Speaker McCarthy and MAGA Congressional Republicans have committed to balance the budget while adding $3 trillion or more to the deficit through tax cuts skewed toward the wealthy and large corporations. As a matter of simple math, that requires trillions in program cuts. Congressional Republicans have yet to disclose to the American people where these cuts will come from. But past Republican legislation, budgets, and litigation, along with recent statements, proposals, and budget plans, provide clear evidence that health care will be on the chopping block for severe cuts.
Virtually every Republican budget or fiscal plan over the last decade has included repeal of the Affordable Care Act (ACA) and deep cuts to Medicaid. That would mean: higher health care costs for American families; ending critical protections for people with pre-existing conditions; and threats to health care for seniors and people with disabilities, including growing home care waiting lists and worse nursing home care.
Americans deserve to see congressional Republicans’ full and detailed budget plan, including what it cuts from the ACA and Medicaid, Social Security and Medicare, and other critical programs, and should have the chance to compare it with the President’s budget plan, which he will release March 9.
ACA repeal would reverse The United States’ progress in getting more Americans health insurance. Since the passage of the Affordable Care Act, monthly enrollment rates for Medicaid have increased by over 59 percentage points—coverage gains that would surely be lost if the ACA and Medicaid expansion is eliminated.
More than 106 million Americans—about 32 percent of the country—rely on Medicaid and the Affordable Care Act for health coverage.

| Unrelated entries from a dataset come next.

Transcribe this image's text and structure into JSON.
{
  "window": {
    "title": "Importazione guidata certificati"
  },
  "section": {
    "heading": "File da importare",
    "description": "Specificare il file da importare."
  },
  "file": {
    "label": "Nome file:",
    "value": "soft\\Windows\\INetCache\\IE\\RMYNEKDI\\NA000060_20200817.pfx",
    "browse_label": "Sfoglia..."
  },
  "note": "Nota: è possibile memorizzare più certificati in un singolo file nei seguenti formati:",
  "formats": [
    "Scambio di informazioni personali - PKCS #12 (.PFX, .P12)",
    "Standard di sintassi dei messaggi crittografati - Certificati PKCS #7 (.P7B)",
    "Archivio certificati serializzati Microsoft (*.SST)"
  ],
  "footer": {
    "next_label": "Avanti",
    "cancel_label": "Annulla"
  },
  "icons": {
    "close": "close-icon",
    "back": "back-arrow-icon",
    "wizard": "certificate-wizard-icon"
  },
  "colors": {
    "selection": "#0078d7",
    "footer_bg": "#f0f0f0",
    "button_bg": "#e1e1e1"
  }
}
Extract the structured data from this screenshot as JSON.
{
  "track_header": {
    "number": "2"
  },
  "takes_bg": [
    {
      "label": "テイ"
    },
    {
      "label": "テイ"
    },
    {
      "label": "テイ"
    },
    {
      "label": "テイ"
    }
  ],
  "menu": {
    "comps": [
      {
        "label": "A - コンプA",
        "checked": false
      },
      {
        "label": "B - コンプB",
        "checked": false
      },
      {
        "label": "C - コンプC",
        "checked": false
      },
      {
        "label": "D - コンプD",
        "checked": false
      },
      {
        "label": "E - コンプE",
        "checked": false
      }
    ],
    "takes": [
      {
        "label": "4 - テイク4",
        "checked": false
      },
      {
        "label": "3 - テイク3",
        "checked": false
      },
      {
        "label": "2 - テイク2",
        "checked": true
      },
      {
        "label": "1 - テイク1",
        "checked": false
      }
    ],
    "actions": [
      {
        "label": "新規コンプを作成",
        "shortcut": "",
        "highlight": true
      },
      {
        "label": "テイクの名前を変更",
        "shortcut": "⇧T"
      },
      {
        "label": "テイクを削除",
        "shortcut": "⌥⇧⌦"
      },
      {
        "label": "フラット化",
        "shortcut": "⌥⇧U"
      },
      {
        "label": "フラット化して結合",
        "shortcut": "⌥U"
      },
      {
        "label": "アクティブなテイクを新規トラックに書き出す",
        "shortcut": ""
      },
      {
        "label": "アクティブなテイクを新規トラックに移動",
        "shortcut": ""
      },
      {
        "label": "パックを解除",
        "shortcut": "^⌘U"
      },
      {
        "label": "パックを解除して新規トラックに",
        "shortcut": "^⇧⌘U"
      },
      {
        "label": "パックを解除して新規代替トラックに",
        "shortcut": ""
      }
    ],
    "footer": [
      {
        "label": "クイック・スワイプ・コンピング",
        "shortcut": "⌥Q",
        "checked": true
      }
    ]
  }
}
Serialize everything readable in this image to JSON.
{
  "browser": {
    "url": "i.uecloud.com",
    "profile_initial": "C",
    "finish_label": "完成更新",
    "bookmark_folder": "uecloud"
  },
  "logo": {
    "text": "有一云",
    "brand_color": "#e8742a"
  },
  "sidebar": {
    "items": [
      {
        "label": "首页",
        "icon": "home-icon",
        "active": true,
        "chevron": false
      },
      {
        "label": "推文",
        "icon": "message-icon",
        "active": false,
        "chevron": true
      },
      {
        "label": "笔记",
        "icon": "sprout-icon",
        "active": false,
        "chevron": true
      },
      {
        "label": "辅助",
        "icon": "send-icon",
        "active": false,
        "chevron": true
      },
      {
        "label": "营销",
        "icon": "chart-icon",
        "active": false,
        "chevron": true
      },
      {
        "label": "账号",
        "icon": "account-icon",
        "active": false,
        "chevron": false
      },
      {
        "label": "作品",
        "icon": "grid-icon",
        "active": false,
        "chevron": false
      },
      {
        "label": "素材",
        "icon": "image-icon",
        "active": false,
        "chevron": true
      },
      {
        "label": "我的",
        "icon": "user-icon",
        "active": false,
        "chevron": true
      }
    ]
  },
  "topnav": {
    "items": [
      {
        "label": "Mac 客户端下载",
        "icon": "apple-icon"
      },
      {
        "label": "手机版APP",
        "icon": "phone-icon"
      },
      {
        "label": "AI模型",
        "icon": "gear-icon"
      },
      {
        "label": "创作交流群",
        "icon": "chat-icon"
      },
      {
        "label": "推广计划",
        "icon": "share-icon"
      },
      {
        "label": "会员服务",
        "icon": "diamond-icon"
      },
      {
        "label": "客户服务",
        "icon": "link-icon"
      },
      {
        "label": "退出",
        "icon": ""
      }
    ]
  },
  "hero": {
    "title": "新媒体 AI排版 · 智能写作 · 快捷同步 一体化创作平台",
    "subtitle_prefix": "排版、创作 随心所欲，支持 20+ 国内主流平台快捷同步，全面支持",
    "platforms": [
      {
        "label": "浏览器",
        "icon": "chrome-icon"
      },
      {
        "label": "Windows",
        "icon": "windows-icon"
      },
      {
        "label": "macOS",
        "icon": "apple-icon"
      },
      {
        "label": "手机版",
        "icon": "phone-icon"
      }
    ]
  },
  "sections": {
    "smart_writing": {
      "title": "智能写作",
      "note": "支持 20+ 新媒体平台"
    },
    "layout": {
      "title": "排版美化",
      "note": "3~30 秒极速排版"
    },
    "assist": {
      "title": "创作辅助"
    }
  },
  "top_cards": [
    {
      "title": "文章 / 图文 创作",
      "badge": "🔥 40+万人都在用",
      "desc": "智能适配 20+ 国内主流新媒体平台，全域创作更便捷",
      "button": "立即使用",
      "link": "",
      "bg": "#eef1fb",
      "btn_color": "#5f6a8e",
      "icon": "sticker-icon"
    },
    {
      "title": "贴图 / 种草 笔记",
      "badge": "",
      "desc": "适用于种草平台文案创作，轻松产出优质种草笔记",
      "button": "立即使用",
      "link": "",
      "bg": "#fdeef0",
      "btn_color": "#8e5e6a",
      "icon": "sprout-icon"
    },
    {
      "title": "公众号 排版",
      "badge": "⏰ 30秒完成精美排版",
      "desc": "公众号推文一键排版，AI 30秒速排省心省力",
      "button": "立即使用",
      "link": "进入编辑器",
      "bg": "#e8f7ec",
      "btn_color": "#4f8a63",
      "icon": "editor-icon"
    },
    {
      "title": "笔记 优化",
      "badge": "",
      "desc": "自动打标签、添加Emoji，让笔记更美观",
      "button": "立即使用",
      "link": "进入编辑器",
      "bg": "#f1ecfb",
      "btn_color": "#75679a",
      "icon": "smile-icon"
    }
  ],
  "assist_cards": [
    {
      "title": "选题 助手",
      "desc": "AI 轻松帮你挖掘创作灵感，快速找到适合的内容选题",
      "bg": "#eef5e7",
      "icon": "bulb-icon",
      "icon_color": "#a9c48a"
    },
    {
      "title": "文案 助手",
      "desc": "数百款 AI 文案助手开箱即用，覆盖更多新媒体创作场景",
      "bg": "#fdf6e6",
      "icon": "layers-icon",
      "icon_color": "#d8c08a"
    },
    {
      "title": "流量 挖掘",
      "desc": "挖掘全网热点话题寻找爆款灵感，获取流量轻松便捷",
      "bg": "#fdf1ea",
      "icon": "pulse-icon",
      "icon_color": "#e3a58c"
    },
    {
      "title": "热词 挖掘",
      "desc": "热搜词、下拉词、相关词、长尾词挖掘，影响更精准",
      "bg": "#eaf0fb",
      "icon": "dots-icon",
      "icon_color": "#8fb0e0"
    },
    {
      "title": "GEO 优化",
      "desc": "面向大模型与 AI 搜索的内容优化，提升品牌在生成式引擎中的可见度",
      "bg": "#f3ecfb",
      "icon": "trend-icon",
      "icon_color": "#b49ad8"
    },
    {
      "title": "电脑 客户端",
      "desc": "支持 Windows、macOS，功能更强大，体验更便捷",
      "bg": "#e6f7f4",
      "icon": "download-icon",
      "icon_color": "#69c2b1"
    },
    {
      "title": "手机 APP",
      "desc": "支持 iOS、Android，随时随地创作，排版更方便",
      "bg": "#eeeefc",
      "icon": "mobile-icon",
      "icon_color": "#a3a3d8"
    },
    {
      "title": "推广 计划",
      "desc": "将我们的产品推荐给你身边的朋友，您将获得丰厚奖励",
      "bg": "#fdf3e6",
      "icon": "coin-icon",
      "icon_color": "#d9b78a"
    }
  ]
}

In total, over 37 million Americans’ health insurance coverage will be at risk from ACA repeal. This includes over 16,306,448 who have signed up for ACA marketplace coverage for 2023, and over 21,339,037 enrolled in Medicaid expansion coverage available due to the ACA.
Nearly 54 million Americans with pre-existing health conditions could lose critical protections. Before the ACA, at least 53,883,000 Americans with pre-existing health conditions could be denied coverage or charged more if they tried to buy individual market health insurance. Republican repeal proposals either eliminate these protections outright or find other ways to gut them.
Over 25 million Americans could lose protection against catastrophic medical bills. Before the ACA, insurance plans were not required to limit enrollees’ total costs, and almost one in five people with employer coverage had no limit on out-of-pocket costs, meaning they were exposed to tens of thousands of dollars in medical bills if they became seriously ill.
About 68 million Americans with Medicaid could lose critical services, or could even lose coverage altogether, including over 44,223,975 children. Slashing federal funding for Medicaid will force states to make Medicaid eligibility changes that would make it harder to qualify for, and enroll in, Medicaid coverage. States would also likely consider capping or limiting enrollment.
Medicaid funding could be slashed. Republican budget plans would eliminate the minimum federal Medicaid matching rate (FMAP) for states. Under current law, states with lower relative average per-capita income receive higher matching rates than states with the highest average per-capita income, and no state receives a FMAP that is lower than 50 percent. If the 50 percent floor were eliminated, according to some older estimates, states could see their FMAP fall to as low as 15 percent, forcing Americans to pick up a far greater share of the cost of their Medicaid programs or make substantial cuts to their Medicaid programs.
Almost 10 million seniors and people with disabilities could receive worse home care, with ballooning wait lists for those still in need. Under a block grant or per-capita cap, there would be fewer dollars available for home care services, an optional benefit in Medicaid. Faced with large federal funding cuts, states would almost certainly ration care. The United States already has over 655,596 people on its home care wait lists so any additional cuts in federal funding will likely cause the state’s existing waitlist to skyrocket.
Hundreds of thousands of nursing home residents would be at risk of lower-quality care. Over 60 percent of nursing home residents are covered by Medicaid. With large cuts in federal funding, states would be forced to cut nursing home rates to manage their costs, as many states have done during recessions. Research shows that when nursing homes are paid less, residents get worse care.
NOTE: All numbers are updated as of March 2023.